To do: Given the listing that follows, report all lines in which the string "revision" occurs.

===== Records for this task

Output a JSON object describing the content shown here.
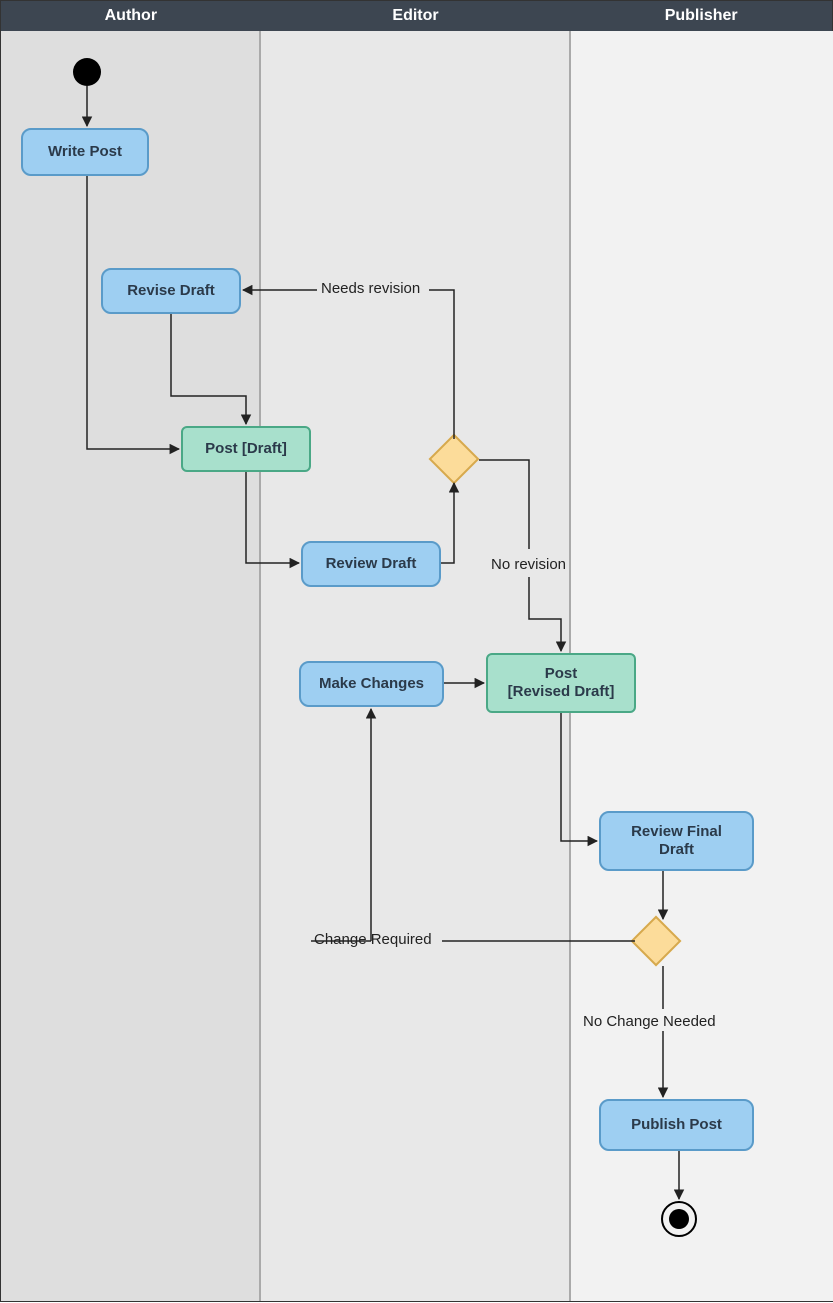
{
  "lanes": {
    "author": "Author",
    "editor": "Editor",
    "publisher": "Publisher"
  },
  "nodes": {
    "write_post": "Write Post",
    "revise_draft": "Revise Draft",
    "post_draft": "Post [Draft]",
    "review_draft": "Review Draft",
    "make_changes": "Make Changes",
    "post_revised": "Post\n[Revised Draft]",
    "review_final": "Review Final\nDraft",
    "publish_post": "Publish Post"
  },
  "edge_labels": {
    "needs_revision": "Needs revision",
    "no_revision": "No revision",
    "change_required": "Change Required",
    "no_change_needed": "No Change Needed"
  },
  "chart_data": {
    "type": "activity-diagram-swimlane",
    "swimlanes": [
      "Author",
      "Editor",
      "Publisher"
    ],
    "nodes": [
      {
        "id": "start",
        "type": "initial",
        "lane": "Author"
      },
      {
        "id": "write_post",
        "type": "activity",
        "lane": "Author",
        "label": "Write Post"
      },
      {
        "id": "revise_draft",
        "type": "activity",
        "lane": "Author",
        "label": "Revise Draft"
      },
      {
        "id": "post_draft",
        "type": "object",
        "lane": "Author",
        "label": "Post [Draft]"
      },
      {
        "id": "review_draft",
        "type": "activity",
        "lane": "Editor",
        "label": "Review Draft"
      },
      {
        "id": "decision1",
        "type": "decision",
        "lane": "Editor"
      },
      {
        "id": "make_changes",
        "type": "activity",
        "lane": "Editor",
        "label": "Make Changes"
      },
      {
        "id": "post_revised",
        "type": "object",
        "lane": "Editor",
        "label": "Post [Revised Draft]"
      },
      {
        "id": "review_final",
        "type": "activity",
        "lane": "Publisher",
        "label": "Review Final Draft"
      },
      {
        "id": "decision2",
        "type": "decision",
        "lane": "Publisher"
      },
      {
        "id": "publish_post",
        "type": "activity",
        "lane": "Publisher",
        "label": "Publish Post"
      },
      {
        "id": "end",
        "type": "final",
        "lane": "Publisher"
      }
    ],
    "edges": [
      {
        "from": "start",
        "to": "write_post"
      },
      {
        "from": "write_post",
        "to": "post_draft"
      },
      {
        "from": "revise_draft",
        "to": "post_draft"
      },
      {
        "from": "post_draft",
        "to": "review_draft"
      },
      {
        "from": "review_draft",
        "to": "decision1"
      },
      {
        "from": "decision1",
        "to": "revise_draft",
        "label": "Needs revision"
      },
      {
        "from": "decision1",
        "to": "post_revised",
        "label": "No revision"
      },
      {
        "from": "make_changes",
        "to": "post_revised"
      },
      {
        "from": "post_revised",
        "to": "review_final"
      },
      {
        "from": "review_final",
        "to": "decision2"
      },
      {
        "from": "decision2",
        "to": "make_changes",
        "label": "Change Required"
      },
      {
        "from": "decision2",
        "to": "publish_post",
        "label": "No Change Needed"
      },
      {
        "from": "publish_post",
        "to": "end"
      }
    ]
  }
}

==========

Task result:
    "needs_revision": "Needs revision",
    "no_revision": "No revision",
        "label": "Needs revision"
        "label": "No revision"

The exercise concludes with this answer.